"The 300x average coverage is worrying. Where did that come from?" Hegde wondered, pointing out that none of resources noted by the agency at the end of the draft guidance include this threshold. "The testing community would like to see a reference for that."
"I do not believe that it is necessary to achieve an average cover of 300X for a routine germline sequencing test," said Rehm, who added that the agency has told her in discussions that the statement was an error. She explained that although many labs run their targeted panels at coverage levels this high, it is not necessary unless there is quite uneven coverage in certain areas and the lab is raising average coverage to rescue problematic areas with much lower coverage, or if the lab is using NGS data to call a number of variants that can benefit from deeper coverage.

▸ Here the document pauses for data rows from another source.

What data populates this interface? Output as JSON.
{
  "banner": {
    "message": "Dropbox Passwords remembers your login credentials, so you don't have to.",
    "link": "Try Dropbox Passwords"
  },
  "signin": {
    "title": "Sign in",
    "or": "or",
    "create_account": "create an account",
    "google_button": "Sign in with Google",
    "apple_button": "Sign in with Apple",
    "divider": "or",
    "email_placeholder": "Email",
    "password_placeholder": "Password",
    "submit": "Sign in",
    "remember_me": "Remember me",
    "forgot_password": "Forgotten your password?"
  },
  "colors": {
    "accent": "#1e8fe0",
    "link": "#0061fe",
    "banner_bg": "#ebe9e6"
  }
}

Typo or not, Bale interpreted most of the minimum performance thresholds proposed by the agency as "unnecessarily high" and as evidence of its lack of NGS knowhow. "They don't know what they're saying," she said, adding that test developers already have good guidelines from CAP and NYSDOH. "What does the FDA think it's going to add to this?" posited Bale, who is a founding member of the American College of Medical Genetics and Genomics, and an author on NGS standards issued by the group in 2013. "From a technical aspect, they are way in over their heads."
The lab community has 90 days to comment on the guidance. During that time, industry insiders GenomeWeb spoke to said they will communicate the problematic technical specifications in the draft document. But many also don't plan to back down from their position that the FDA regulates devices, which LDTs, including NGS tests, are not.
In advancing analytical standards for the design, development, and validation of NGS tests, the FDA is extending beyond its statutory authority into what pathologists and lab professionals consider the practice of medicine, Klein said. But he feels the agency especially over-reached in the draft guidance by issuing recommendations for how test developers should report results. "The FDA feels that even professional interpretation and communication are within its purview," he said. "Even for those that favor FDA regulation, this extends beyond what is considered a device."
This is the first of a two-part story on FDA's draft guidances on next-generation sequencing tests. The second part on draft guidelines for demonstrating the clinical validity of NGS tests using public variant databases is published here.